|Sir James Pitman – Initial Teaching Alphabet (iltla)|
In this article, my personal focus is on literacy – since this is based on my experience and understanding.
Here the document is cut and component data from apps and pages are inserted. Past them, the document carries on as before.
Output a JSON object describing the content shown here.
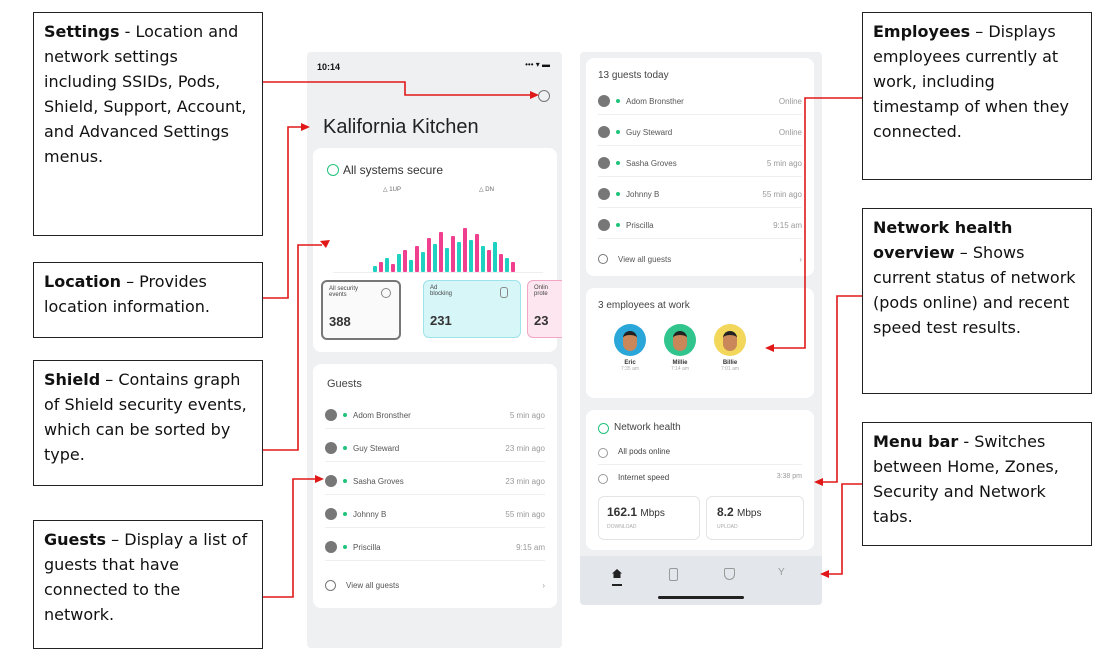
{
  "callouts": {
    "settings": {
      "title": "Settings",
      "text": " - Location and network settings including SSIDs, Pods, Shield, Support, Account, and Advanced Settings menus."
    },
    "location": {
      "title": "Location",
      "text": " – Provides location information."
    },
    "shield": {
      "title": "Shield",
      "text": " – Contains graph of Shield security events, which can be sorted by type."
    },
    "guests": {
      "title": "Guests",
      "text": " – Display a list of guests that have connected to the network."
    },
    "employees": {
      "title": "Employees",
      "text": " – Displays employees currently at work, including timestamp of when they connected."
    },
    "health": {
      "title": "Network health overview",
      "text": " – Shows current status of network (pods online) and recent speed test results."
    },
    "menubar": {
      "title": "Menu bar",
      "text": " - Switches between Home, Zones, Security and Network tabs."
    }
  },
  "left": {
    "time": "10:14",
    "status_icons": "••• ▾ ▬",
    "location_name": "Kalifornia Kitchen",
    "shield_status": "All systems secure",
    "legend_a": "△ 1UP",
    "legend_b": "△ DN",
    "stats": [
      {
        "label": "All security events",
        "value": "388"
      },
      {
        "label": "Ad blocking",
        "value": "231"
      },
      {
        "label": "Onlin prote",
        "value": "23"
      }
    ],
    "guests_title": "Guests",
    "guests": [
      {
        "name": "Adom Bronsther",
        "time": "5 min ago"
      },
      {
        "name": "Guy Steward",
        "time": "23 min ago"
      },
      {
        "name": "Sasha Groves",
        "time": "23 min ago"
      },
      {
        "name": "Johnny B",
        "time": "55 min ago"
      },
      {
        "name": "Priscilla",
        "time": "9:15 am"
      }
    ],
    "view_all": "View all guests"
  },
  "right": {
    "guests_today": "13 guests today",
    "guests": [
      {
        "name": "Adom Bronsther",
        "time": "Online"
      },
      {
        "name": "Guy Steward",
        "time": "Online"
      },
      {
        "name": "Sasha Groves",
        "time": "5 min ago"
      },
      {
        "name": "Johnny B",
        "time": "55 min ago"
      },
      {
        "name": "Priscilla",
        "time": "9:15 am"
      }
    ],
    "view_all": "View all guests",
    "employees_title": "3 employees at work",
    "employees": [
      {
        "name": "Eric",
        "time": "7:35 am",
        "color": "#2aa7d8"
      },
      {
        "name": "Millie",
        "time": "7:14 am",
        "color": "#31c48d"
      },
      {
        "name": "Billie",
        "time": "7:01 am",
        "color": "#f2d75a"
      }
    ],
    "health_title": "Network health",
    "pods": "All pods online",
    "speed_label": "Internet speed",
    "speed_time": "3:38 pm",
    "download": {
      "value": "162.1",
      "unit": "Mbps",
      "label": "DOWNLOAD"
    },
    "upload": {
      "value": "8.2",
      "unit": "Mbps",
      "label": "UPLOAD"
    },
    "nav": [
      "home-icon",
      "zones-icon",
      "security-icon",
      "network-icon"
    ]
  },
  "colors": {
    "teal": "#1fd1c0",
    "pink": "#ef3f8e",
    "arrow": "#e01818",
    "green": "#21c37b"
  }
}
I cannot speak for maths.
Some years ago I wrote an article entitled:
This article was based on both my own personal experience of teaching reading and also that of my long-standing friend, Maureen Sheard (deceased) who devoted over 30 years of her life to teaching literacy to foreign children in schools – and writing about her findings.
There are a number of reasons why children fail in reading and writing and some of them include:
1. Phonic systems are employed unnecessarily and at too young an age
2. Most teachers of reading do not understand anything about how children learn to read
3. Not enough parents read nightly bedtime stories to their young children – or in quite the right way
4. Many families do not have books in their homes
5. The wrong sorts of books are often used in the encouragement of reading
Quite simply: If you do not get the early years right – before the age of 7 – you have lost the opportunity to really help children with their literacy.
In my own experience of exploring the way children learn, I discovered that learning to read confidently has a knock-on effect on writing ability, grammar, correct use of punctuation, and compelling content.
I believe it was St. Francis Xavier who said:
“Give me the child until he is seven and I’ll give you the man.”
I would say:
“Give me the child from 18 months and I will give you a proficient reader by age 6 and a competent writer by age 9. And I will accomplish this without any reference to any phonic use whatsoever!”
I’d hazard a guess, that if it were not for the take-up of teenagers in reading the Harry Potter works of JK Rowling, we would be at 24 in the country league tables!
To quote from the BBC article:
“The study shows that there are 8.5 million adults in England and Northern Ireland with the numeracy levels of a 10-year-old.”
I would also add here that I completely disagree with the statement:
“These are Labour’s children, educated under a Labour government and force-fed a diet of dumbing down and low expectations.”
I have no interest in taking sides politically, but I would strongly suggest that no political party advocates the right solution to improving literacy!
Quite frankly, you can pour cement onto a shiny plastic wall for as long as you like! It ain’t going to stick! Until education ministers understand how children actually develop reading and writing skills, they are going to be content to follow the mis-guided advice of the overly powerful pro-dyslexia movement.
Unlike my former friend, Maureen, I believe that in some cases dyslexia can exist. However, it is not a blanket to be thrown over normal children who are simply not taught correctly and/or have no access to the best books and parental support in their early literacy development. I was particularly interested to note, from Maureen’s research, that her foreign learners often had a better grasp of the English language than its indigenous population.
Some have asked how we expect children to tackle unfamiliar words. If their expected answer is to rely on a knowledge of phonics, then how would those people be able to decipher words in a foreign language, such as Chinese? To anyone who cannot understand a language – even when it is supposedly their own – then that language is as foreign as any other in the world. You have to hear the word pronounced clearly in context and then see it written in context.
It saddens me to see how current teaching methods, in reading particularly, are destroying both the joy of reading for children and their chances of being competently literate as they move through school and towards work. It is no wonder that children struggle in other subjects as they progress through their education. Being able to read and write is fundamental to our early success in life. If the opportunity to change tack is lost now, we will lose generations of children to wasted adulthood.
– Richard Gentle
I rest my case!
“Readers learn to know how to say a word when it is used in context with other writing or imagery. Repetition and familiarity are how all readers of all cultures learn to read” – Richard Gentle
minute or minute?
Give me a minute (Context = time)
How many letters in the alphabet?
It might surprise you to know, that in terms of learning to read, there are 52 letters in the English alphabet.
aA bB cC dD eE fF gG hH iI jJ kK lL mM nN oO pP qQ rR sS tT uU vV wW xX yY ZZ
The reason being two-fold:
1. Some lower-case letters look very different to their upper-case counterparts
– Richard Gentle